Because this is a great level of accountability, we do not believe it is fair for students to be given only one opportunity to prove what they do or do not know. Therefore, students may retest on a given concept as many times as needed until they prove they have it mastered. Each concept is given a grade of 0 - 10 when it appears on a quiz. A 0 indicates that the student did not attempt some of the problems, they simply left their paper blank for questions on that topic. A 4 indicates that they attempted each problem, but did not show a basic level of understanding - this generally means they missed the majority of the problems. A 6 indicates that the student does have a basic understanding, and can complete simple problems that address the concept. An 8 indicates that the student goes beyond a basic understanding and can show a higher level of problem solving skill and is able to explain or show their work for solving more challenging problems. A 10 indicates that the student has mastered the concept, and has the potential (if careless errors are avoided) to get all questions correct on a given concept.
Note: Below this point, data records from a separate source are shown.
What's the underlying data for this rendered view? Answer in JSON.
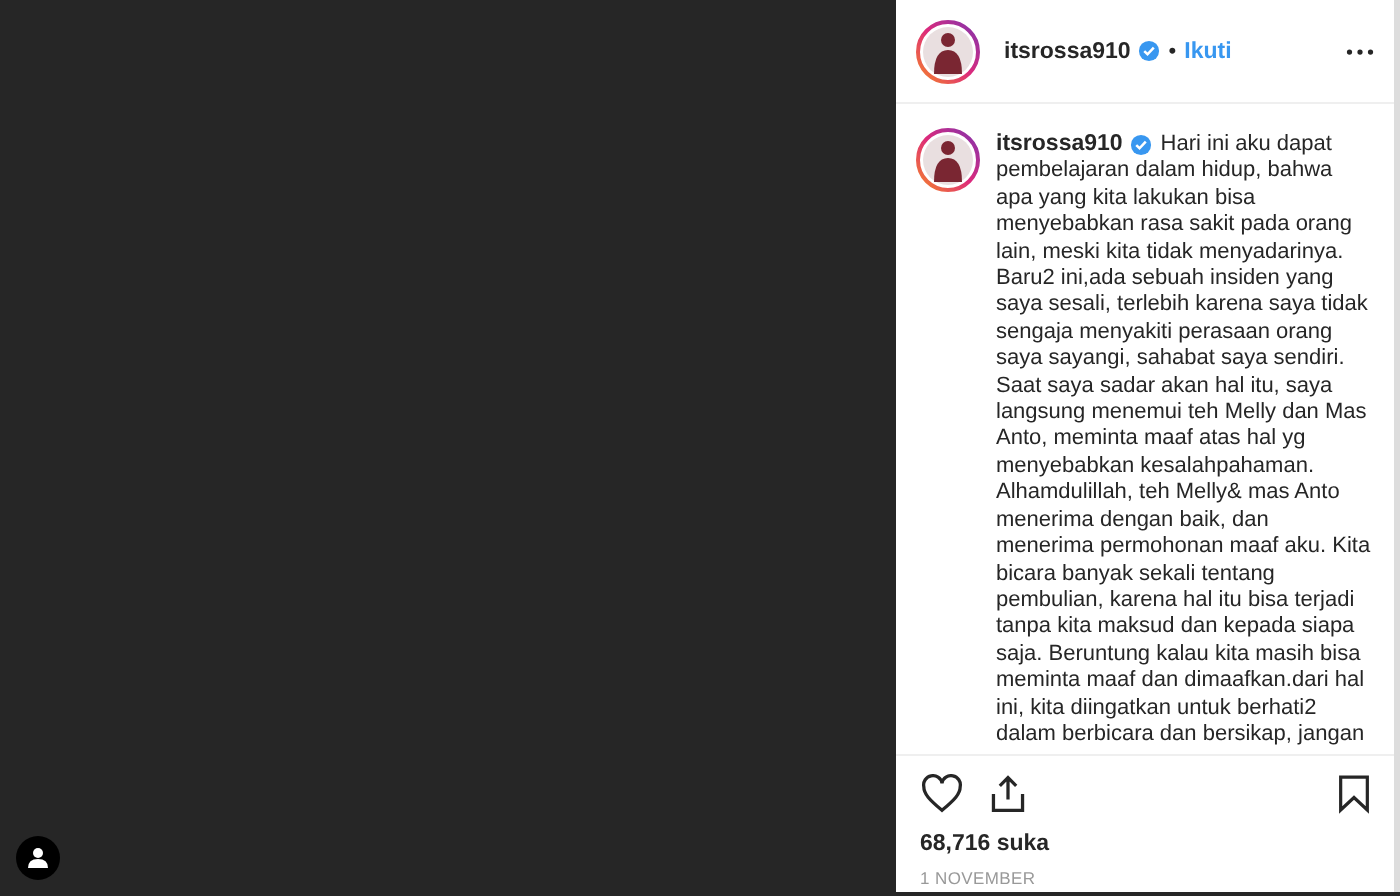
{
  "post": {
    "header": {
      "username": "itsrossa910",
      "verified": true,
      "separator": "•",
      "follow": "Ikuti"
    },
    "caption": {
      "username": "itsrossa910",
      "verified": true,
      "lead": "Hari ini aku dapat",
      "text": "pembelajaran dalam hidup, bahwa\napa yang kita lakukan bisa\nmenyebabkan rasa sakit pada orang\nlain, meski kita tidak menyadarinya.\nBaru2 ini,ada sebuah insiden yang\nsaya sesali, terlebih karena saya tidak\nsengaja menyakiti perasaan orang\nsaya sayangi, sahabat saya sendiri.\nSaat saya sadar akan hal itu, saya\nlangsung menemui teh Melly dan Mas\nAnto, meminta maaf atas hal yg\nmenyebabkan kesalahpahaman.\nAlhamdulillah, teh Melly& mas Anto\nmenerima dengan baik, dan\nmenerima permohonan maaf aku. Kita\nbicara banyak sekali tentang\npembulian, karena hal itu bisa terjadi\ntanpa kita maksud dan kepada siapa\nsaja. Beruntung kalau kita masih bisa\nmeminta maaf dan dimaafkan.dari hal\nini, kita diingatkan untuk berhati2\ndalam berbicara dan bersikap, jangan"
    },
    "likes": "68,716 suka",
    "date": "1 NOVEMBER",
    "liked": false,
    "saved": false
  }
}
After a quiz is given back to students, they may make corrections to any problems they missed; this can be done by themselves (if it was a careless mistake) or with the help of a classmate, friend, family member, or through one-on-one tutoring with me before/after school (if it is a conceptual misunderstanding). Once corrections are made, I will generally assign a couple new practice problems for the student to complete to help solidify their new understanding. Once the corrections and practice are turned into me, the student may retake test questions for the specific concepts on which they want to improve their grade. This process can be completed as many times as the student needs to achieve the level of mastery that he/she wants to demonstrate. I will do everything in my power to help each student understand every concept, regardless of the number of attempts required, as long as he/she is willing to show perseverance in improving their understanding as well as their grade.
Students who take advantage of this correction process early and often, will find that their grade will remain more stable as the semester goes on, if they have worked to keep higher quiz grades early on. It will also require less time than those students who wait until the end of a grading period to attempt to improve their grade.
If you have any questions concerning this policy or your student’s grade, please feel free to contact me using the Contact tab at the top of this page.